| What you are asked to do |
Pick every line from the data below that contains the string "small" and copy it.

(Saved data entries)

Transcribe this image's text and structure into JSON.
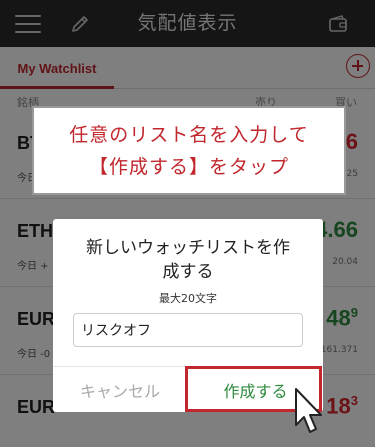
{
  "header": {
    "title": "気配値表示",
    "menu_icon": "hamburger-menu-icon",
    "edit_icon": "pencil-icon",
    "wallet_icon": "wallet-icon"
  },
  "tabs": {
    "active_label": "My Watchlist",
    "add_icon": "plus-circle-icon"
  },
  "columns": {
    "name": "銘柄",
    "sell": "売り",
    "buy": "買い"
  },
  "rows": [
    {
      "symbol": "BT",
      "sub": "今日",
      "price_tail": "6",
      "small": "25"
    },
    {
      "symbol": "ETH",
      "sub": "今日 +",
      "price_tail": "4.66",
      "small": "20.04"
    },
    {
      "symbol": "EUR",
      "sub": "今日 -0",
      "price_tail": "48",
      "price_sup": "9",
      "small": "161.371"
    },
    {
      "symbol": "EUR",
      "sub": "",
      "price_tail": "18",
      "price_sup": "3",
      "small": ""
    }
  ],
  "callout": {
    "line1": "任意のリスト名を入力して",
    "line2": "【作成する】をタップ"
  },
  "dialog": {
    "title_line1": "新しいウォッチリストを作",
    "title_line2": "成する",
    "limit": "最大20文字",
    "input_value": "リスクオフ",
    "cancel_label": "キャンセル",
    "create_label": "作成する"
  },
  "colors": {
    "accent": "#c1272d",
    "positive": "#2e8b3e",
    "header_bg": "#2b2b2b"
  }
}
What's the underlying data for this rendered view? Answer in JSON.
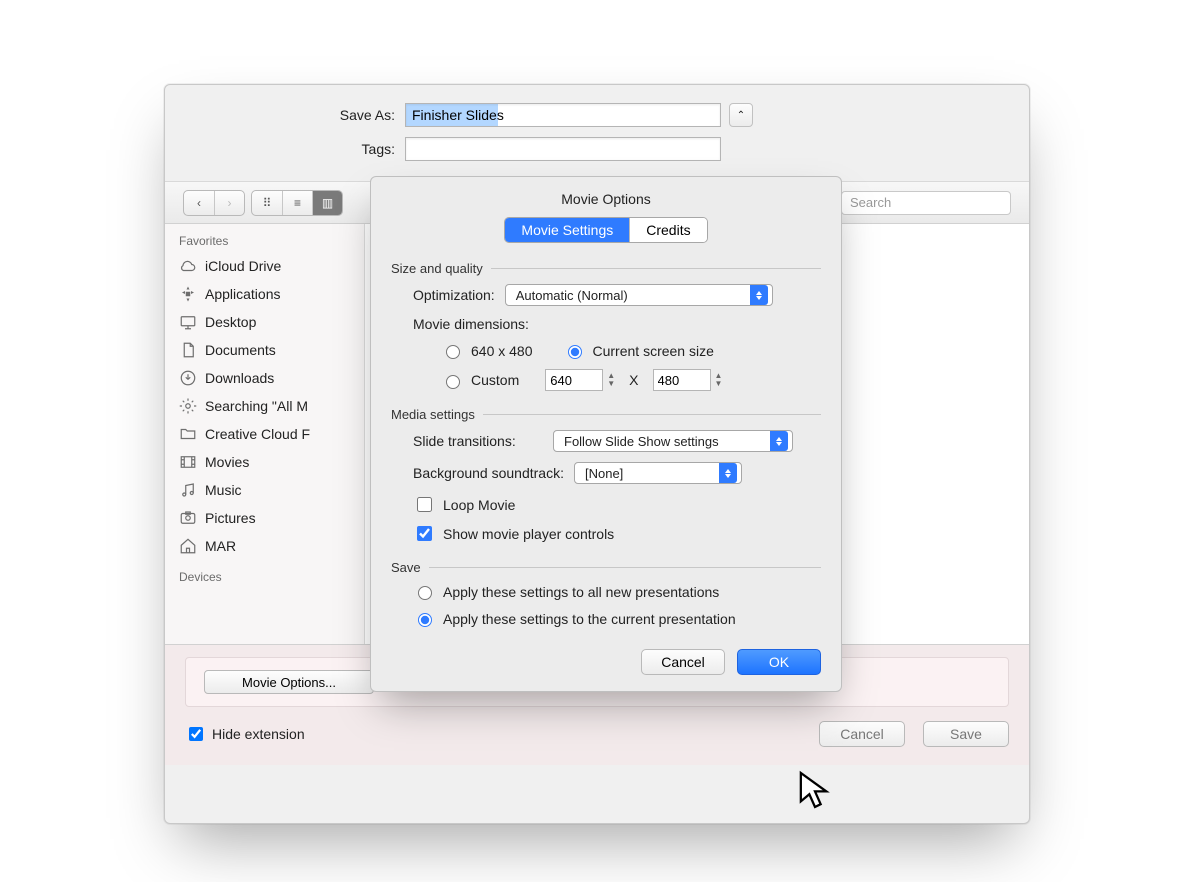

| Written answer |
      "small": "25"
      "small": "20.04"
      "small": "161.371"
      "small": ""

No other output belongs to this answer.